▶ [About this exercise]:
Leaving out the images, return the data below exactly as it is written.

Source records
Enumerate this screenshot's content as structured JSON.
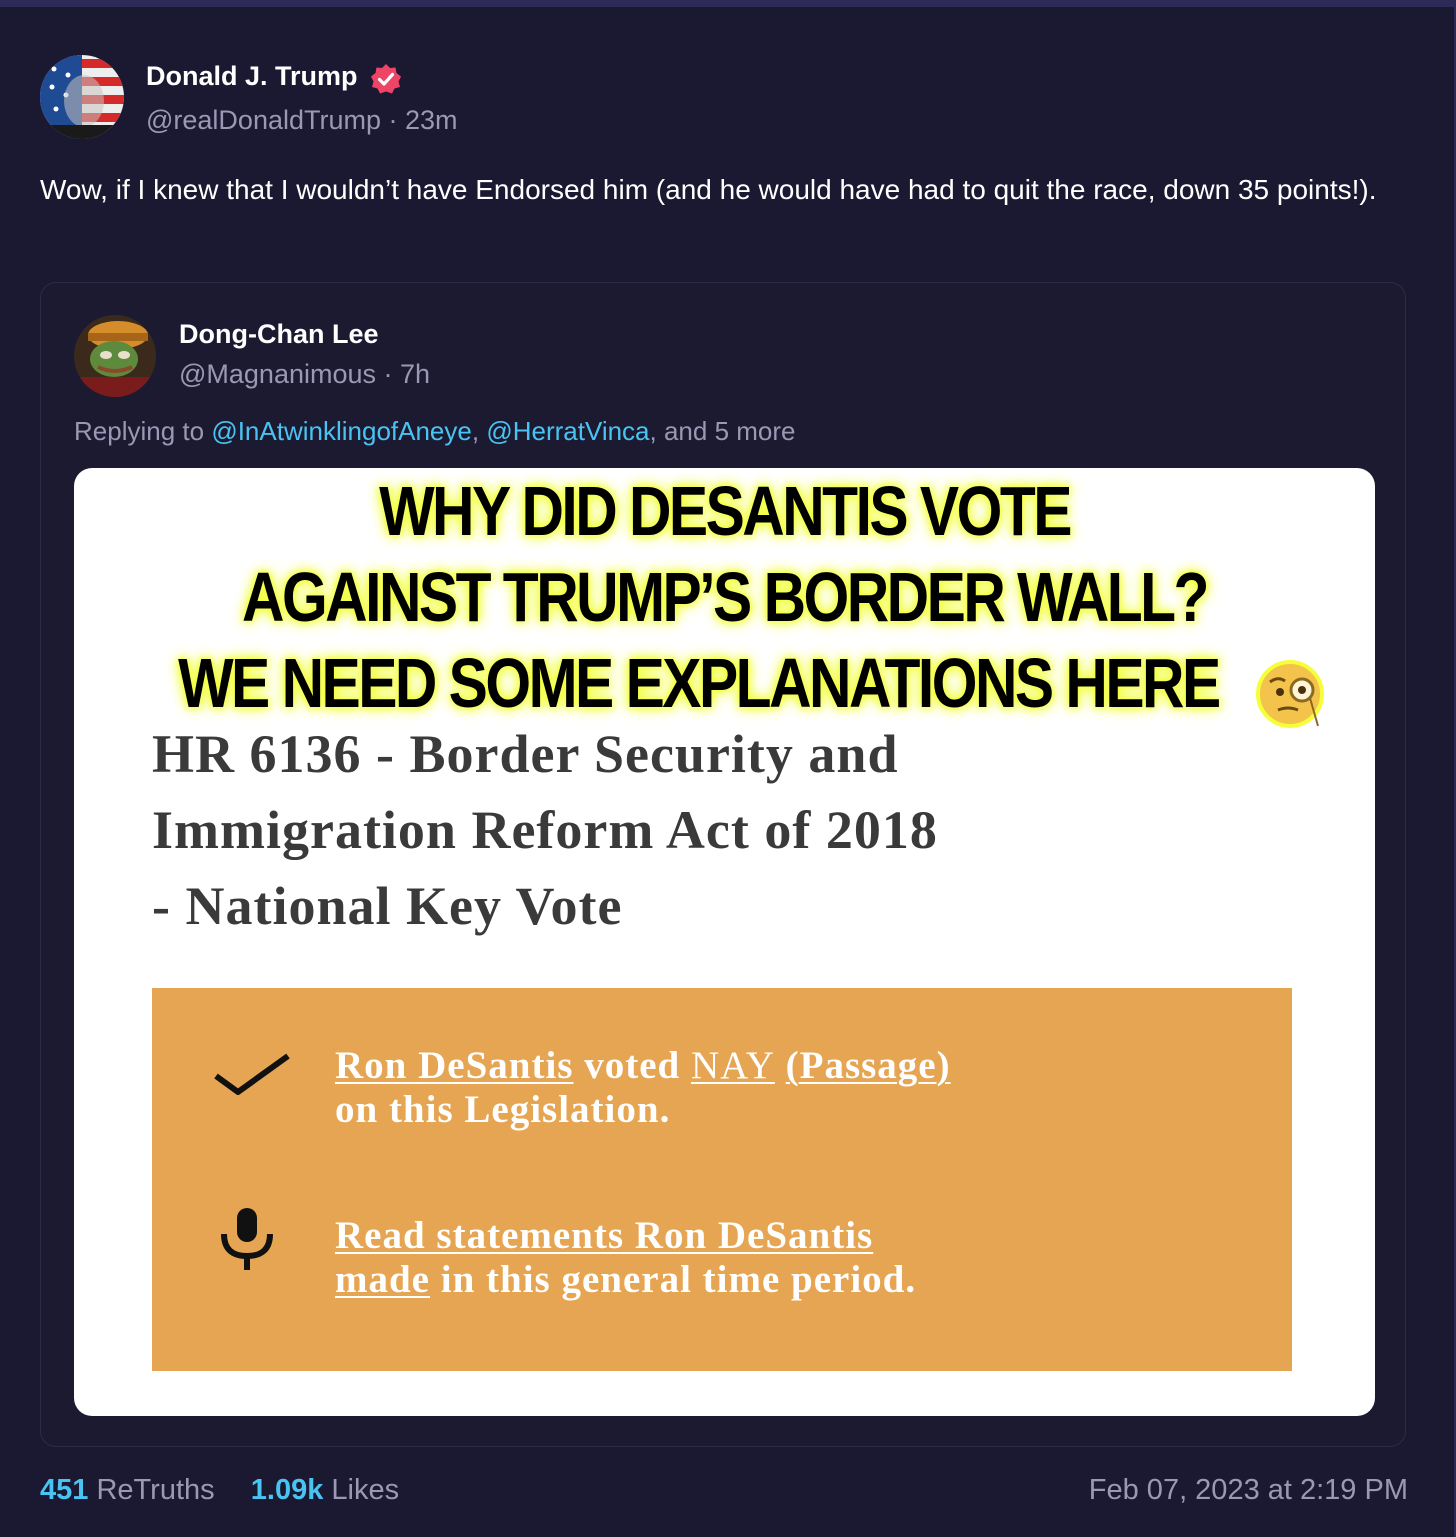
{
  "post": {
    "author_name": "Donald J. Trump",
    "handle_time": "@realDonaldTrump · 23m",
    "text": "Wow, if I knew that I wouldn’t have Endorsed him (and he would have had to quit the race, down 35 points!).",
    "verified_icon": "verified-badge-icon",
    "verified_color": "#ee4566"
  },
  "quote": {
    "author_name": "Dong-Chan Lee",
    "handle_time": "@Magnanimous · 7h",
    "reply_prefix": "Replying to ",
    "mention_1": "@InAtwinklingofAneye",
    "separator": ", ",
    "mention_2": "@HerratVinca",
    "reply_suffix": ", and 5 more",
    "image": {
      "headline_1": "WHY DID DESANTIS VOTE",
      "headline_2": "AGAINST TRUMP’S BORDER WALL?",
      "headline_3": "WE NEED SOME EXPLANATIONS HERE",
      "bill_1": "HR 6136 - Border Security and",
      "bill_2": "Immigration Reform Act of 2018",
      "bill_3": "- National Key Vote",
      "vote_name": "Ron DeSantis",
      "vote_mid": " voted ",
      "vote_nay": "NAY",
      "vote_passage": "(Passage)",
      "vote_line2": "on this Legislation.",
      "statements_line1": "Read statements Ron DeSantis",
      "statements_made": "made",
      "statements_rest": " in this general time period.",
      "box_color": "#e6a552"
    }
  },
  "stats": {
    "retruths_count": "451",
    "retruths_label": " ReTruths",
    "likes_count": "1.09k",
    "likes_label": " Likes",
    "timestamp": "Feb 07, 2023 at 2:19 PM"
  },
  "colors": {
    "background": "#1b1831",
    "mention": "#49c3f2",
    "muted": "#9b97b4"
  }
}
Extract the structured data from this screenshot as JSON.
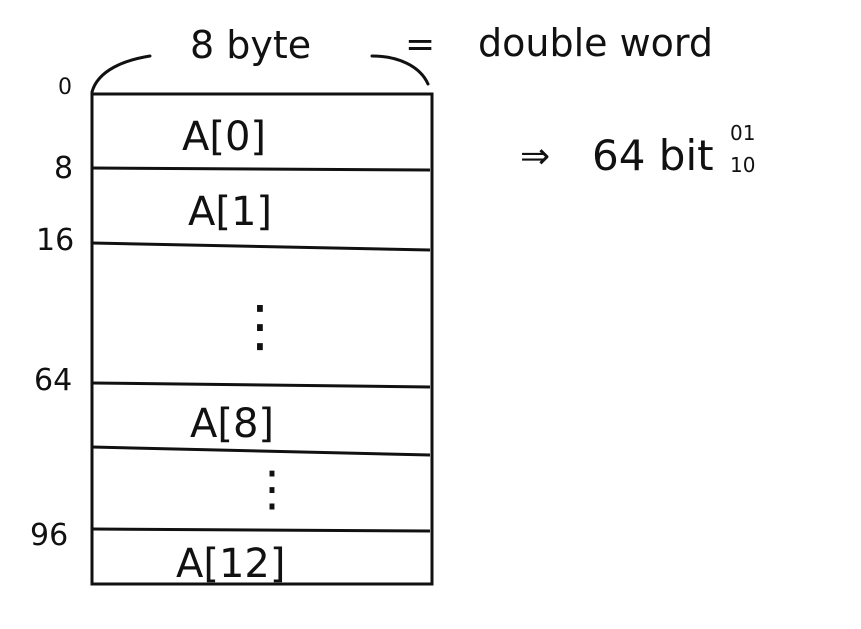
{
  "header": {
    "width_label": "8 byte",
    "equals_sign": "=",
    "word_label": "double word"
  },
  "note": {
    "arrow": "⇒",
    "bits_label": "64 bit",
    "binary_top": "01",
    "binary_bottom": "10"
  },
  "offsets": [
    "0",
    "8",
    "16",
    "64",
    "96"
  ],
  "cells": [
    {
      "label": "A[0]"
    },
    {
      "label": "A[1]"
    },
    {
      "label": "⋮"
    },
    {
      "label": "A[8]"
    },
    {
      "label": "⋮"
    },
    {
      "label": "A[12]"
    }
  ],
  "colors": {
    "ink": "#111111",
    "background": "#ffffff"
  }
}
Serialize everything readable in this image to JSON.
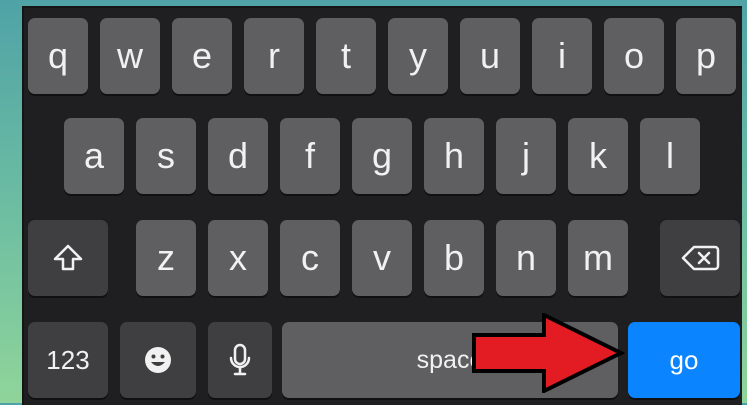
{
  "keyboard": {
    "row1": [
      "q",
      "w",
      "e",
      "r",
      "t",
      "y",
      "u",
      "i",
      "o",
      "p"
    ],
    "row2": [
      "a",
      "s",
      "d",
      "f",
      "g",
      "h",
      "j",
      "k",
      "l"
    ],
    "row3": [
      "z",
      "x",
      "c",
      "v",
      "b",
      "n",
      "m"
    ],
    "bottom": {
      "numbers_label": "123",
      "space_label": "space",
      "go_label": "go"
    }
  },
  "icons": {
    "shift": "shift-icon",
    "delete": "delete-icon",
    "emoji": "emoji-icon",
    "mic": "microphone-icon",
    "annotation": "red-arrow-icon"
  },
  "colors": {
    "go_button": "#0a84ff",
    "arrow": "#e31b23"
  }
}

▶ [Result of the task]:
Enumerate this screenshot's content as structured JSON.
{
  "post": {
    "author_name": "Donald J. Trump",
    "handle_time": "@realDonaldTrump · 23m",
    "text": "Wow, if I knew that I wouldn’t have Endorsed him (and he would have had to quit the race, down 35 points!).",
    "verified_icon": "verified-badge-icon",
    "verified_color": "#ee4566"
  },
  "quote": {
    "author_name": "Dong-Chan Lee",
    "handle_time": "@Magnanimous · 7h",
    "reply_prefix": "Replying to ",
    "mention_1": "@InAtwinklingofAneye",
    "separator": ", ",
    "mention_2": "@HerratVinca",
    "reply_suffix": ", and 5 more",
    "image": {
      "headline_1": "WHY DID DESANTIS VOTE",
      "headline_2": "AGAINST TRUMP’S BORDER WALL?",
      "headline_3": "WE NEED SOME EXPLANATIONS HERE",
      "bill_1": "HR 6136 - Border Security and",
      "bill_2": "Immigration Reform Act of 2018",
      "bill_3": "- National Key Vote",
      "vote_name": "Ron DeSantis",
      "vote_mid": " voted ",
      "vote_nay": "NAY",
      "vote_passage": "(Passage)",
      "vote_line2": "on this Legislation.",
      "statements_line1": "Read statements Ron DeSantis",
      "statements_made": "made",
      "statements_rest": " in this general time period.",
      "box_color": "#e6a552"
    }
  },
  "stats": {
    "retruths_count": "451",
    "retruths_label": " ReTruths",
    "likes_count": "1.09k",
    "likes_label": " Likes",
    "timestamp": "Feb 07, 2023 at 2:19 PM"
  },
  "colors": {
    "background": "#1b1831",
    "mention": "#49c3f2",
    "muted": "#9b97b4"
  }
}
Extract the structured data from this screenshot as JSON.
{
  "header": {
    "width_label": "8 byte",
    "equals_sign": "=",
    "word_label": "double word"
  },
  "note": {
    "arrow": "⇒",
    "bits_label": "64 bit",
    "binary_top": "01",
    "binary_bottom": "10"
  },
  "offsets": [
    "0",
    "8",
    "16",
    "64",
    "96"
  ],
  "cells": [
    {
      "label": "A[0]"
    },
    {
      "label": "A[1]"
    },
    {
      "label": "⋮"
    },
    {
      "label": "A[8]"
    },
    {
      "label": "⋮"
    },
    {
      "label": "A[12]"
    }
  ],
  "colors": {
    "ink": "#111111",
    "background": "#ffffff"
  }
}
Serialize everything readable in this image to JSON.
{
  "keyboard": {
    "row1": [
      "q",
      "w",
      "e",
      "r",
      "t",
      "y",
      "u",
      "i",
      "o",
      "p"
    ],
    "row2": [
      "a",
      "s",
      "d",
      "f",
      "g",
      "h",
      "j",
      "k",
      "l"
    ],
    "row3": [
      "z",
      "x",
      "c",
      "v",
      "b",
      "n",
      "m"
    ],
    "bottom": {
      "numbers_label": "123",
      "space_label": "space",
      "go_label": "go"
    }
  },
  "icons": {
    "shift": "shift-icon",
    "delete": "delete-icon",
    "emoji": "emoji-icon",
    "mic": "microphone-icon",
    "annotation": "red-arrow-icon"
  },
  "colors": {
    "go_button": "#0a84ff",
    "arrow": "#e31b23"
  }
}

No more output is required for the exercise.